_Website and app data records:_

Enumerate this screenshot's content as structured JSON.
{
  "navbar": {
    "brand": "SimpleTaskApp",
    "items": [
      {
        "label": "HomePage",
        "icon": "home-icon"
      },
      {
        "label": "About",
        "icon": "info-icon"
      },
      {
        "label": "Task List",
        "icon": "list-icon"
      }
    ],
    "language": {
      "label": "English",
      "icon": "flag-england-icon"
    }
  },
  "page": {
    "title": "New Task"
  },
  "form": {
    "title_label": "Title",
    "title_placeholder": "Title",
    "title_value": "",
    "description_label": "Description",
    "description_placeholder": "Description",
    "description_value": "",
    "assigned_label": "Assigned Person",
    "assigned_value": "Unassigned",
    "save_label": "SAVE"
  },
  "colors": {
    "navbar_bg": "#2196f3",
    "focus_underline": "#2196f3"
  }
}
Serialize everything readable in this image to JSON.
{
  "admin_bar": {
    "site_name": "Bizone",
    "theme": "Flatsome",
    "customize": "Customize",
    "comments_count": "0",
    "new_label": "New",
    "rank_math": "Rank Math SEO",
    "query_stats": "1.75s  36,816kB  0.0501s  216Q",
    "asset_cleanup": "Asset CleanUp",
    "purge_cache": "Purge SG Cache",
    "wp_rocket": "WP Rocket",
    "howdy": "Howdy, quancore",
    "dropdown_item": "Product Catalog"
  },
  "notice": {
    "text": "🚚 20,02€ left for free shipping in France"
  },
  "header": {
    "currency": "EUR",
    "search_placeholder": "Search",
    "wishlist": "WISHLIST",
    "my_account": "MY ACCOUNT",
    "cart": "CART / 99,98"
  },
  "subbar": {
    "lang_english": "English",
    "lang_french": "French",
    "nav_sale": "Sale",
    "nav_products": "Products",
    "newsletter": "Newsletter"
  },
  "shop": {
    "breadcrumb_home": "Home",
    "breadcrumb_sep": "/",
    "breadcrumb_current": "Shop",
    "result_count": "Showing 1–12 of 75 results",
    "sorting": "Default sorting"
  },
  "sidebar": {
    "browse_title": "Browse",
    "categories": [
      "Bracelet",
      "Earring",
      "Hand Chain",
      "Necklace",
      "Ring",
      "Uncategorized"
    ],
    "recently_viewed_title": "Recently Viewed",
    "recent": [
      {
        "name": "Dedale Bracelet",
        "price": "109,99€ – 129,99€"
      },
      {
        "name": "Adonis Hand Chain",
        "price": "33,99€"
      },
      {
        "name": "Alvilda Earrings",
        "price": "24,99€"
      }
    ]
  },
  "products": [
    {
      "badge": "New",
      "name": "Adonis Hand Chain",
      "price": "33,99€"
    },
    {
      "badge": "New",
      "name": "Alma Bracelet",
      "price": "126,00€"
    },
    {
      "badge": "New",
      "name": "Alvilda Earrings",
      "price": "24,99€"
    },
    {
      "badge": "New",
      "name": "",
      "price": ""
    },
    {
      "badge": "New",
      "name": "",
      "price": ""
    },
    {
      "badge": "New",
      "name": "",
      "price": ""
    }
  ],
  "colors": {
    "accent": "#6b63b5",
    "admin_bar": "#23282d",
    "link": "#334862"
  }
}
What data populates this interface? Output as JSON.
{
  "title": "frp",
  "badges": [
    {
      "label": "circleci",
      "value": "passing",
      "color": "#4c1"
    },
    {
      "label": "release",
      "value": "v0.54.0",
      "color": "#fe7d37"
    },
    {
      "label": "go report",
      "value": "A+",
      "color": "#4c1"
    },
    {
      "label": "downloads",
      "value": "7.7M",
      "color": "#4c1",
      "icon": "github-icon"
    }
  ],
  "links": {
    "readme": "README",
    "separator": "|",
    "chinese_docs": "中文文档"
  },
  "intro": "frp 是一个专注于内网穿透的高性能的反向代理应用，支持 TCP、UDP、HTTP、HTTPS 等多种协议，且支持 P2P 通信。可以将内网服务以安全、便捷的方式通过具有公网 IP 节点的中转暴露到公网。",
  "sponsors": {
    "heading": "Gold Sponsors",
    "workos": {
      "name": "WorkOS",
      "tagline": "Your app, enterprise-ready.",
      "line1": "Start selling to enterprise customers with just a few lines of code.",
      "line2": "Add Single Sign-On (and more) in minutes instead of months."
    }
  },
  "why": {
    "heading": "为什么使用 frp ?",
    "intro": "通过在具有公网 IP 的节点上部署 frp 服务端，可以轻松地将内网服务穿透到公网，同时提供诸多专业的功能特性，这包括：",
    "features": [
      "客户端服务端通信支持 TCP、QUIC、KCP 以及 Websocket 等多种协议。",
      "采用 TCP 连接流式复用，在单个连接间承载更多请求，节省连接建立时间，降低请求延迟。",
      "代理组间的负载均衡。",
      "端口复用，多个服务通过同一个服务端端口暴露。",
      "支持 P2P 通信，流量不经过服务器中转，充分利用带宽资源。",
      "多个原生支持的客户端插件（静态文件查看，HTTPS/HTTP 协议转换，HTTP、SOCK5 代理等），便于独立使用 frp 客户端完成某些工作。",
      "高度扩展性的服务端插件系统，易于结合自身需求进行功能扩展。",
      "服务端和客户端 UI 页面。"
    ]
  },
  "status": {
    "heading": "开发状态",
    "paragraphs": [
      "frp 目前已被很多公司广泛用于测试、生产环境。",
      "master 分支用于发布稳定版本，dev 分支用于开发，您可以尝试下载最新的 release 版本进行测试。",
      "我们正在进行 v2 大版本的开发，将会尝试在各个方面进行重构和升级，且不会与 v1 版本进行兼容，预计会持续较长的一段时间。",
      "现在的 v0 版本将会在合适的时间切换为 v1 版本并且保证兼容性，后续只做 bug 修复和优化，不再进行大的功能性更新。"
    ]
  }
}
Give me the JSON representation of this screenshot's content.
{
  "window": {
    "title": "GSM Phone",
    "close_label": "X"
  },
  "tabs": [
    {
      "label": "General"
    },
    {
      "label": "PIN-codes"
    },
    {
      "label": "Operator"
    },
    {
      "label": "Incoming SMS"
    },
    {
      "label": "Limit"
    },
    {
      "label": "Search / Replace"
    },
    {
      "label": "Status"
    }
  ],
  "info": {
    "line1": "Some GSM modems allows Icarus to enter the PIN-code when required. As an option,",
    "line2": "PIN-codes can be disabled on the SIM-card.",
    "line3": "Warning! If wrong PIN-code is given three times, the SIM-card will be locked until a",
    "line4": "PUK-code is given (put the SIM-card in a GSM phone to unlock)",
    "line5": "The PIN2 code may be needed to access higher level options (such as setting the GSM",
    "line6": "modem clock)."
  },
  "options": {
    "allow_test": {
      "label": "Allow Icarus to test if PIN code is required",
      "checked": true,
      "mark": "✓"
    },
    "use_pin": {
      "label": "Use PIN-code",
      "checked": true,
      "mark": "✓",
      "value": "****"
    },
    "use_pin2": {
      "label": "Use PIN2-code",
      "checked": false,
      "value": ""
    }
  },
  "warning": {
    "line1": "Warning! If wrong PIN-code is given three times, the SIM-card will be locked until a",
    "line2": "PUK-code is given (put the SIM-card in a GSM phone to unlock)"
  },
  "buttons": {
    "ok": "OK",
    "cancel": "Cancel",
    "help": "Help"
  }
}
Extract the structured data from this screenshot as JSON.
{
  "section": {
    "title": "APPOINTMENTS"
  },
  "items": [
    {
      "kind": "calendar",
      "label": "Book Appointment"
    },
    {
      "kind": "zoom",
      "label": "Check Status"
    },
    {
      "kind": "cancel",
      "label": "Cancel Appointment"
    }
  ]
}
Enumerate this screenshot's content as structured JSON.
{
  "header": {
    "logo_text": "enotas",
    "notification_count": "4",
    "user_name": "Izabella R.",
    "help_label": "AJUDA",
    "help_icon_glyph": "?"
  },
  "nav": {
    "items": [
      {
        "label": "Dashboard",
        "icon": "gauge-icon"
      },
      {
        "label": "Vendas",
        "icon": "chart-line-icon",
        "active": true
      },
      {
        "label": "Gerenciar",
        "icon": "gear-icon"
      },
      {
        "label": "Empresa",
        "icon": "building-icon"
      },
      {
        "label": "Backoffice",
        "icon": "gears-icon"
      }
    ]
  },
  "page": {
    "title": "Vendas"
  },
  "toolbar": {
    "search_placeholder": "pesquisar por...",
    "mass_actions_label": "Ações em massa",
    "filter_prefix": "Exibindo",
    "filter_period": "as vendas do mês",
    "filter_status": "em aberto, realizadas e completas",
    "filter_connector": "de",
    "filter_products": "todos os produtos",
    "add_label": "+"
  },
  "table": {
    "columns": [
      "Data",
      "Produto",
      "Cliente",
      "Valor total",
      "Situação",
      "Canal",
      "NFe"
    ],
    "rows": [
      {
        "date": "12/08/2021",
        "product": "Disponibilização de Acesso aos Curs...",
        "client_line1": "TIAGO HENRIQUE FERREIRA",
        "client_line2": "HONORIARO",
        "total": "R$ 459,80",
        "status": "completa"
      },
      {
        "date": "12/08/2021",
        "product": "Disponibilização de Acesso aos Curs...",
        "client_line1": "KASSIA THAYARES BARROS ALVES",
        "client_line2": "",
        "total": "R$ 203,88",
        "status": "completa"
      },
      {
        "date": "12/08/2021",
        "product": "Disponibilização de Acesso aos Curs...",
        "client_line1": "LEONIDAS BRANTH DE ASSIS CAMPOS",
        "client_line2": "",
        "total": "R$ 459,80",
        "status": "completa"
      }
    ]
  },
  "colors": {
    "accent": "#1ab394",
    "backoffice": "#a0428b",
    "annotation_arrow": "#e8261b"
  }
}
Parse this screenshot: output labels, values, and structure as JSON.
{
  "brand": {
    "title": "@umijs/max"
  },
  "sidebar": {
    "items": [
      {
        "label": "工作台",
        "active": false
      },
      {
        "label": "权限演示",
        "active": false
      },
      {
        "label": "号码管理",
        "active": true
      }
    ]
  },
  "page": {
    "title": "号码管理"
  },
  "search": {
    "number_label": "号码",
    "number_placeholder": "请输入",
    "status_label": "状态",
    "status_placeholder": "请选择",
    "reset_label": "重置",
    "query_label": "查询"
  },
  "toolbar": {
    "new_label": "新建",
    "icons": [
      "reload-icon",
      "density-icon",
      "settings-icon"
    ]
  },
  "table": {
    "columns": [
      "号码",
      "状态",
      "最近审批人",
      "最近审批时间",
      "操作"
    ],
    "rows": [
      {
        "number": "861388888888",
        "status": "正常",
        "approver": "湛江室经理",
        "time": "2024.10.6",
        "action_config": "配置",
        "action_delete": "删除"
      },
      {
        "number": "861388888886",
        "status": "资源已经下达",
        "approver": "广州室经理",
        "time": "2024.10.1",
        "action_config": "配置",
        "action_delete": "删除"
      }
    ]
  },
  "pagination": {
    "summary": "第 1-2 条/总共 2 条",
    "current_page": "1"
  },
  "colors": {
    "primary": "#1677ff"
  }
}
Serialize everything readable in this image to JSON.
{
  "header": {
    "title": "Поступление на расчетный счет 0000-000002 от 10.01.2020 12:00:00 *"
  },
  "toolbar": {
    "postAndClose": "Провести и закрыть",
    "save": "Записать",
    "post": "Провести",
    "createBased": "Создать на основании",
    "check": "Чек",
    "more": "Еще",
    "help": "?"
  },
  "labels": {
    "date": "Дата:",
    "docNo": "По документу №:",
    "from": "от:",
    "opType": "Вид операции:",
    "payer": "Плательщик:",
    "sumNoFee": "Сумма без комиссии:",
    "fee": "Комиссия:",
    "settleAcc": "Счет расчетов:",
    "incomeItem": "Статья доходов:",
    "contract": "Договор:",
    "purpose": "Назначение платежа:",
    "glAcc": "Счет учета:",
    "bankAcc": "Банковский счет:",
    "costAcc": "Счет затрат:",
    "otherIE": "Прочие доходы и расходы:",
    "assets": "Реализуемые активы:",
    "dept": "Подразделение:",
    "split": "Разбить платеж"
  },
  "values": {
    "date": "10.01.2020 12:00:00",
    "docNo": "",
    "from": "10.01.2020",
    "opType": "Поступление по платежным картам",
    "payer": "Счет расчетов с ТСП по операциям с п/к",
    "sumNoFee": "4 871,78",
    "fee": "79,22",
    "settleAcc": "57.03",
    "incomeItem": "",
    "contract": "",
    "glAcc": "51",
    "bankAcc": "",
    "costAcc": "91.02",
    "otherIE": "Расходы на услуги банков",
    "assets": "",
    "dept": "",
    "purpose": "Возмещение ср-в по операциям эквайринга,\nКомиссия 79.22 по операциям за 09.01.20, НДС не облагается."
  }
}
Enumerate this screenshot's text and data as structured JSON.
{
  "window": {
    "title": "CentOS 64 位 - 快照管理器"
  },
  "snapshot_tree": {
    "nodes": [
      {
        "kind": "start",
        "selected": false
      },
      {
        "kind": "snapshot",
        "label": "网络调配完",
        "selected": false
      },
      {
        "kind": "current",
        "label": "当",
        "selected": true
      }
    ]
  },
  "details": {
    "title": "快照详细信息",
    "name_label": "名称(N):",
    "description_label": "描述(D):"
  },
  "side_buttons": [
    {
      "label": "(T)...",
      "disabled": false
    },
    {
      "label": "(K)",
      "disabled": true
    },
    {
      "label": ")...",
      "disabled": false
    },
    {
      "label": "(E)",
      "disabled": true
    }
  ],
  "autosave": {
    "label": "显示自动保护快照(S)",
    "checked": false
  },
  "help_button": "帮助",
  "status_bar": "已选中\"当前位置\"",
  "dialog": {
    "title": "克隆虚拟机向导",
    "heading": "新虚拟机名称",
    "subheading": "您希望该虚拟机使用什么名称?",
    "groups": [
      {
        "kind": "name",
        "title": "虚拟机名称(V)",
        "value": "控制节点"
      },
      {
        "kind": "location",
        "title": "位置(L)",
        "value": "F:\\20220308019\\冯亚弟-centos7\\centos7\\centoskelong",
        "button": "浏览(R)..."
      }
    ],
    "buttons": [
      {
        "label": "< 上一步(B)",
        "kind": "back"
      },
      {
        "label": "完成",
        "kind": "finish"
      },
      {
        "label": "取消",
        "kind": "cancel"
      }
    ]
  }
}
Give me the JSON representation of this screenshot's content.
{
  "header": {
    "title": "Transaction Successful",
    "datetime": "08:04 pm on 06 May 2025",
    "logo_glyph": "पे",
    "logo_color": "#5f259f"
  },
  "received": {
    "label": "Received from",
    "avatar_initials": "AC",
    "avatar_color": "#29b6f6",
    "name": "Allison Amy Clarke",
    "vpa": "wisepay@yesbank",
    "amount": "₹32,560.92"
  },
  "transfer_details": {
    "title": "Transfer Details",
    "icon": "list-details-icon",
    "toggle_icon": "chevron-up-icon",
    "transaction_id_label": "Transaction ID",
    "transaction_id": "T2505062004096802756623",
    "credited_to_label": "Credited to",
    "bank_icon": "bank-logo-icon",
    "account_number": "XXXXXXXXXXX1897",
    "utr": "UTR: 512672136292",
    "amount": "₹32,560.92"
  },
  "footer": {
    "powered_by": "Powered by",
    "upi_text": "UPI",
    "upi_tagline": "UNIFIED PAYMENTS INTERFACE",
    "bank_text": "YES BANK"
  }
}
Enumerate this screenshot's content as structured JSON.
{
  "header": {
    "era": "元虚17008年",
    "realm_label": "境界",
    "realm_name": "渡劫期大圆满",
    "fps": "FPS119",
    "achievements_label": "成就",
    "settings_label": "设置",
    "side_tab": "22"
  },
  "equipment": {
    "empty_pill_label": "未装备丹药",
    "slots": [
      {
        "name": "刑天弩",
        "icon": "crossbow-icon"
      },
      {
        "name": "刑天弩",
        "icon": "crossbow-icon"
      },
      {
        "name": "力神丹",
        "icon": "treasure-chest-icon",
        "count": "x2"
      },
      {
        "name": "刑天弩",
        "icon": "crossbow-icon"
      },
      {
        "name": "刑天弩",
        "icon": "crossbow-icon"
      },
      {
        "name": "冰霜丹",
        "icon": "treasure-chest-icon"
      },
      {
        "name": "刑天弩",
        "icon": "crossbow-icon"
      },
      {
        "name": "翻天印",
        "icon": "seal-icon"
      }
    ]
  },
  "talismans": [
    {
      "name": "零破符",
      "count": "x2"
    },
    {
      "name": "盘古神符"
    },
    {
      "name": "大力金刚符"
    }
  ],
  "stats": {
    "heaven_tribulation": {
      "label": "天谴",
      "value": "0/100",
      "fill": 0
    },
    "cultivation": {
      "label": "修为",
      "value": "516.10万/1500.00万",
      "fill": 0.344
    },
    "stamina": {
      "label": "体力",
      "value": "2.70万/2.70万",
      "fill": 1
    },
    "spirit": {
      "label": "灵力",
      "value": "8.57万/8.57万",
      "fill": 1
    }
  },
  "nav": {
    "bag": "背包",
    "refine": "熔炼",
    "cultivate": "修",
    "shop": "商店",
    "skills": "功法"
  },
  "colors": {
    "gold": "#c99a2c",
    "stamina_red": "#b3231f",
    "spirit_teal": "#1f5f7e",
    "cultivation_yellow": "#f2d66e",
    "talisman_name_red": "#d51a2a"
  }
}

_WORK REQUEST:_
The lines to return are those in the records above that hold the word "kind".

_EXERCISE ANSWER:_
      "kind": "calendar",
      "kind": "zoom",
      "kind": "cancel",
        "kind": "start",
        "kind": "snapshot",
        "kind": "current",
        "kind": "name",
        "kind": "location",
        "kind": "back"
        "kind": "finish"
        "kind": "cancel"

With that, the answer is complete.